I love learning about all sorts of new things—I can’t imagine another career that would bring me into contact with so many different topics and ideas. In the past year, I’ve worked on material ranging from a report about the water quality on Long Island to a memoir from a Hollywood screenwriter to a how-to book about healthy eating and a scholarly history of Pepperdine University. I also love the way that editing allows me to “work in words,” like a painter would work in watercolor or oils. Writing requires a lot of research and planning and thinking and re-thinking. Editing allows me to simply work with the words that are already in front of me—I get to concentrate on how to make a sentence more powerful or how I can make the text better by moving paragraphs around. It’s very satisfying.
What’s been the biggest challenge you’ve had to overcome during your career?
I think the biggest challenge has been learning how to take the skills I developed in my journalism career and apply them in different places and in different ways than I had ever envisioned.
What’s surprised you the most during your career?
I guess I’m always surprised that something that seemed to be such a stable part of the culture—like newspapers and the book publishing industry—can change so dramatically and so rapidly. Newspaper copy desks have almost completely disappeared in about two decades, and editing positions at publishing houses haven’t fared much better. I never dreamed two decades ago that I would be working independently from home and yet still be a part of the current publishing industry!
If you could give a new freelance writer/editor one piece of advice, what would it be?
Tell everyone you know what you do and what you want to do. You may think there is no way in the world a particular person would bring business to you, but you may be surprised! Almost all my work has come by word-of-mouth connections and recommendations—many of them in totally unexpected ways.
If you could do one thing differently in your career, what would it be?
For many years, I thought I was “just freelancing” and that I would get a “real job” again at some point. I wish I had always been wise enough to see that what I was doing was a “real job!”
What’s your favorite kind of work? Why?
I like working with good writers who enjoy working with me to make their text better! Good writers usually understand that good editors can make their work better, and they are appreciative and collaborative.
What does your work space/office look like?
My oldest son moved out last fall, and I took over his bedroom for my office. My desk looks out over the front of the house—a view I’ve never really had before. I love watching the neighbors and the birds and the wild bunnies that live in my yard while I’m working.

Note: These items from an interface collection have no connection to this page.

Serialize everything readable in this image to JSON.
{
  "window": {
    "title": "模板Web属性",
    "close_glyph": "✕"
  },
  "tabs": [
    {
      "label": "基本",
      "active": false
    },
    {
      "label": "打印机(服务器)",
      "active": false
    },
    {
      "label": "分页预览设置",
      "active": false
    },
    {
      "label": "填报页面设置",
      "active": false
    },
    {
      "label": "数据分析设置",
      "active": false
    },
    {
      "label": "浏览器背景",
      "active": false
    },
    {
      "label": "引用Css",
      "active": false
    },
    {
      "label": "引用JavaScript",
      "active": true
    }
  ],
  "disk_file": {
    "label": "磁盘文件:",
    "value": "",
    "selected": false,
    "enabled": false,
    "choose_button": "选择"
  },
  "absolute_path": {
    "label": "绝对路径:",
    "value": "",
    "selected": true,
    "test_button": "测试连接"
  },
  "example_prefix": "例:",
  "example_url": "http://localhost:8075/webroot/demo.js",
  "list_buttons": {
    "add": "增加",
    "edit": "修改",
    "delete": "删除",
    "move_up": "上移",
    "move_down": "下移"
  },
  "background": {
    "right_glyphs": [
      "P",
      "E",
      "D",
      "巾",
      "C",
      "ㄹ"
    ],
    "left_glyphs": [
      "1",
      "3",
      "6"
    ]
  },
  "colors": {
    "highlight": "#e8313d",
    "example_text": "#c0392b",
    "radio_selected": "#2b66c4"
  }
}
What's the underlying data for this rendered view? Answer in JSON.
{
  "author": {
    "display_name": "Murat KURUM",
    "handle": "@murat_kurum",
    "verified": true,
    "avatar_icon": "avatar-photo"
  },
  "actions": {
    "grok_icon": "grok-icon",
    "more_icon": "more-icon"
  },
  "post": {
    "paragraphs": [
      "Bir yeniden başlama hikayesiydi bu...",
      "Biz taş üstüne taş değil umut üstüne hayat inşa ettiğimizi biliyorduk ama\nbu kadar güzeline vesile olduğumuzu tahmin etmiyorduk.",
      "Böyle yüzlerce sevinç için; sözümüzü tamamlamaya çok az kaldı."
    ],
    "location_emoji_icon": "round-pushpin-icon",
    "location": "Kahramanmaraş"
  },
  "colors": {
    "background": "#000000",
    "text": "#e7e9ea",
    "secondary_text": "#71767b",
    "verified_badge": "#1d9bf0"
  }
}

My dog keeps me company; she either naps on the daybed next to me or keeps a close eye on the bunnies in the yard.
What is your go-to snack when working?
Excluding the CMOS (that’s a given) what one editing resource would you recommend? Why?
The Subversive Copy Editor by Carol Fisher Saller. It’s the best book I know that explains the why of an editor’s work and reminds us that we work with authors for readers.
If you could only recommend one writing resource, what would it be? Why?
Steven Pinker’s The Sense of Style. It’s one of the best books I’ve ever read at explaining how to write elegant but readable text—especially for academic writers. It really helped me understand the reasoning behind some editing changes I almost always make but had no way of explaining to the author.
Is there anything else you’d like to add?
If you’re thinking about freelancing, you have to be willing to make your own business. It would be nice if there were some steady “freelance pipeline,” but there’s really not. Instead of wasting your time looking for that magical stream, read some marketing books and go to business support meetings. Learn how to sell yourself and your skills.
Thank you so much for appearing on my blog! Have a blessed day!
Learn more about Tammy at her website, www.editmore.com.